>>>

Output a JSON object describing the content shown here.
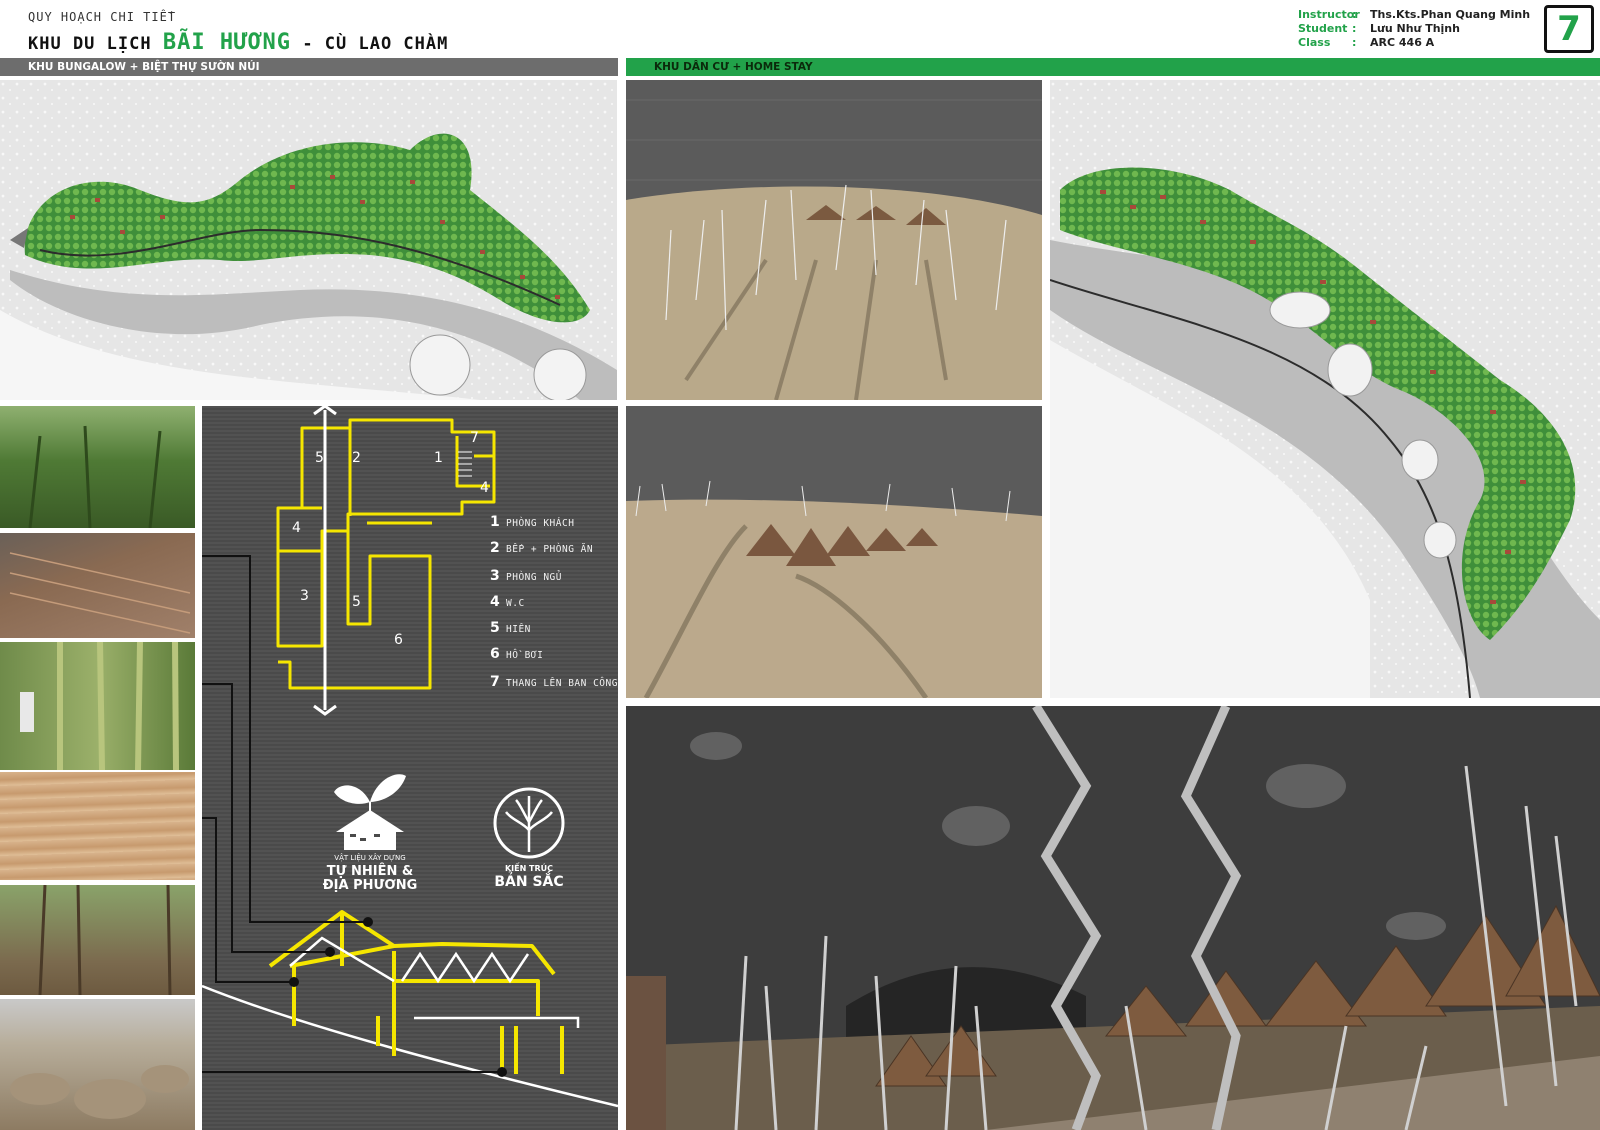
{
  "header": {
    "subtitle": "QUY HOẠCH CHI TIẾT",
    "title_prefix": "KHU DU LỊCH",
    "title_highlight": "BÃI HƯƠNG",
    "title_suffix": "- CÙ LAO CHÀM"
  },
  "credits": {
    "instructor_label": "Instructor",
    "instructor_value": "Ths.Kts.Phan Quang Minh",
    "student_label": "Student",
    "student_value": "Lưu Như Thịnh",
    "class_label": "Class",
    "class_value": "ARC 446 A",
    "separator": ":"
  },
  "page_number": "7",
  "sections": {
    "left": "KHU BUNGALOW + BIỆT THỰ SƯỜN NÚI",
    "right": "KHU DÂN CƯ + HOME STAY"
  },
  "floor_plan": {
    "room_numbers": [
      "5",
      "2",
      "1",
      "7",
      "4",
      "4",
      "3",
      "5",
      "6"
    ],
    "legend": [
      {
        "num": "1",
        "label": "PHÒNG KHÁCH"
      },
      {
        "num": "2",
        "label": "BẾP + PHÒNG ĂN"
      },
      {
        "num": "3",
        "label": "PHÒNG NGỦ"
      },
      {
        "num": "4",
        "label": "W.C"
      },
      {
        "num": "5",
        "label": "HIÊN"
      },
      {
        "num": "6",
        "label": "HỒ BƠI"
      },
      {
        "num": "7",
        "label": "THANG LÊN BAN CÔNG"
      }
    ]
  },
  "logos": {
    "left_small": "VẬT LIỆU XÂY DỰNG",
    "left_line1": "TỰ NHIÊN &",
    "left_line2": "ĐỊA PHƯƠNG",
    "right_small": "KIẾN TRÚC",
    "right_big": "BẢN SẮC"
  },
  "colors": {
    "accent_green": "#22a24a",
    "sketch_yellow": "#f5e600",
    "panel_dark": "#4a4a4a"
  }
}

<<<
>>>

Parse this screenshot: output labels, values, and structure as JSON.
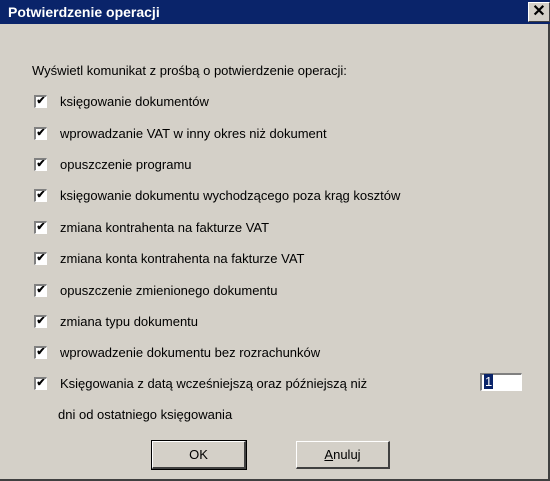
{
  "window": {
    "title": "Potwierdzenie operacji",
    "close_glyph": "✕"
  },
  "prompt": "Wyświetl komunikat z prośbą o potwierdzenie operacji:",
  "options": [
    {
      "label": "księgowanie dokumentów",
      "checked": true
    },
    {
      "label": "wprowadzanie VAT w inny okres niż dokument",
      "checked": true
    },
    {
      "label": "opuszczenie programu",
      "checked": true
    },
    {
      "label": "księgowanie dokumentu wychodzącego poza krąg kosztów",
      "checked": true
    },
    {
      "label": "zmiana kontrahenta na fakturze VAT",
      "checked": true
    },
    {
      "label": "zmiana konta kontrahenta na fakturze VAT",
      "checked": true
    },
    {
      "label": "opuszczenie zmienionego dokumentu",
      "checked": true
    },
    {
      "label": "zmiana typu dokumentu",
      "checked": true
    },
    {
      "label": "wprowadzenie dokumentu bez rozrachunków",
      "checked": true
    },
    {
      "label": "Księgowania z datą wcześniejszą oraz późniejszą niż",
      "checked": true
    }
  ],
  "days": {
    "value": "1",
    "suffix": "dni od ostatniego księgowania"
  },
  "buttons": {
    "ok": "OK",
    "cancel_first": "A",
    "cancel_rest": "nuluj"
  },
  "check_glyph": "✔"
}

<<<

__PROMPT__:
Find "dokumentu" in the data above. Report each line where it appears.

__ANSWER BOX__:
      "label": "księgowanie dokumentu wychodzącego poza krąg kosztów",
      "label": "opuszczenie zmienionego dokumentu",
      "label": "zmiana typu dokumentu",
      "label": "wprowadzenie dokumentu bez rozrachunków",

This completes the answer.